● **Work instructions**: Would you repeat, exactly as given, the line with "What's the underlying" and every line after it to the end of the entries?

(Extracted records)
'''

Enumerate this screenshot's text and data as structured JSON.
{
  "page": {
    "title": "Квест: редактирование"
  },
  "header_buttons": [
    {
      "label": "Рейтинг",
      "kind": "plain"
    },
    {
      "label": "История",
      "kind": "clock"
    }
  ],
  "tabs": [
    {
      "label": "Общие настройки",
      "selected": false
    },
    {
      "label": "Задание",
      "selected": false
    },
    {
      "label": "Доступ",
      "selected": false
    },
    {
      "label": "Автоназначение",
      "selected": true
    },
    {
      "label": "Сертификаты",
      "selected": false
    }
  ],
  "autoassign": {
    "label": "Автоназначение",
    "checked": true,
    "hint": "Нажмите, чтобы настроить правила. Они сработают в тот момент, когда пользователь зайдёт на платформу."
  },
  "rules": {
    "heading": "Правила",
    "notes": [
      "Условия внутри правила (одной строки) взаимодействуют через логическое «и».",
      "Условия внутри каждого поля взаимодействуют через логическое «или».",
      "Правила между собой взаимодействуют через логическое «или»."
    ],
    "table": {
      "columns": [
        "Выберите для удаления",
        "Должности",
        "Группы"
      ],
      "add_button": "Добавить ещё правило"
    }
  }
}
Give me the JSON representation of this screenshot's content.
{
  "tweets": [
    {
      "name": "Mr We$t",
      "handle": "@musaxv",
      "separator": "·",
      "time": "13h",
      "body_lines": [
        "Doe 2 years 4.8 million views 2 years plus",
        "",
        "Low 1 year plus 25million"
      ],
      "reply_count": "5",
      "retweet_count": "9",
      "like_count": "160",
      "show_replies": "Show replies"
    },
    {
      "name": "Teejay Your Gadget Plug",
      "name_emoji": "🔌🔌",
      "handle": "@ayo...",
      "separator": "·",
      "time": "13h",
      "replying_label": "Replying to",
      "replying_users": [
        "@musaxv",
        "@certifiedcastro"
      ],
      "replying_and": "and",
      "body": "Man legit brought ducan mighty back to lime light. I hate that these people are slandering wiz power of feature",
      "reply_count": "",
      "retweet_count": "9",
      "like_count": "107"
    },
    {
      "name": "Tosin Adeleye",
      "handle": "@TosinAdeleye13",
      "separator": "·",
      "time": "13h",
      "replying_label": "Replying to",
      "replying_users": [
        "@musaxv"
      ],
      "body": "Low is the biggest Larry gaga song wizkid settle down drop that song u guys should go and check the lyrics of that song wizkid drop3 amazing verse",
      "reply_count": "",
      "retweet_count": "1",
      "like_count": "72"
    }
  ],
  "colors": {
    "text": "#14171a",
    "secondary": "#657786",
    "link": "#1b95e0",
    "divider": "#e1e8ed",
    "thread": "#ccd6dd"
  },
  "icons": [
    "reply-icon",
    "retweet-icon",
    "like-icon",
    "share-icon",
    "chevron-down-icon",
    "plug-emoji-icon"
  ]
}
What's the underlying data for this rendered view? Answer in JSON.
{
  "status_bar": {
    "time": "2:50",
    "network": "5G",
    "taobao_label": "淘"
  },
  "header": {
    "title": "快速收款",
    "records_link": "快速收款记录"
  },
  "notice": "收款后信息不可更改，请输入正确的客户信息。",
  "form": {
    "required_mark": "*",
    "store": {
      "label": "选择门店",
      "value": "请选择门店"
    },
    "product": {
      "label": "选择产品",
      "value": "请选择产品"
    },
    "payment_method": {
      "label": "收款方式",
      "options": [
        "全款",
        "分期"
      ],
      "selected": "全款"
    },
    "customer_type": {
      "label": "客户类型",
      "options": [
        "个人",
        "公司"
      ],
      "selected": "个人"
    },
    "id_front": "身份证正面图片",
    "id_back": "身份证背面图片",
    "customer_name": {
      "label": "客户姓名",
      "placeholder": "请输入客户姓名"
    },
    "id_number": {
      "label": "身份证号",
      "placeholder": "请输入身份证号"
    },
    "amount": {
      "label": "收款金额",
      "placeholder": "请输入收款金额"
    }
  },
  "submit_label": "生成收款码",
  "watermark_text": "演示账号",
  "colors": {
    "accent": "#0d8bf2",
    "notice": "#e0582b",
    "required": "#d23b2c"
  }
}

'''

● **The completed task**:
What's the underlying data for this rendered view? Answer in JSON.
{
  "status_bar": {
    "time": "2:50",
    "network": "5G",
    "taobao_label": "淘"
  },
  "header": {
    "title": "快速收款",
    "records_link": "快速收款记录"
  },
  "notice": "收款后信息不可更改，请输入正确的客户信息。",
  "form": {
    "required_mark": "*",
    "store": {
      "label": "选择门店",
      "value": "请选择门店"
    },
    "product": {
      "label": "选择产品",
      "value": "请选择产品"
    },
    "payment_method": {
      "label": "收款方式",
      "options": [
        "全款",
        "分期"
      ],
      "selected": "全款"
    },
    "customer_type": {
      "label": "客户类型",
      "options": [
        "个人",
        "公司"
      ],
      "selected": "个人"
    },
    "id_front": "身份证正面图片",
    "id_back": "身份证背面图片",
    "customer_name": {
      "label": "客户姓名",
      "placeholder": "请输入客户姓名"
    },
    "id_number": {
      "label": "身份证号",
      "placeholder": "请输入身份证号"
    },
    "amount": {
      "label": "收款金额",
      "placeholder": "请输入收款金额"
    }
  },
  "submit_label": "生成收款码",
  "watermark_text": "演示账号",
  "colors": {
    "accent": "#0d8bf2",
    "notice": "#e0582b",
    "required": "#d23b2c"
  }
}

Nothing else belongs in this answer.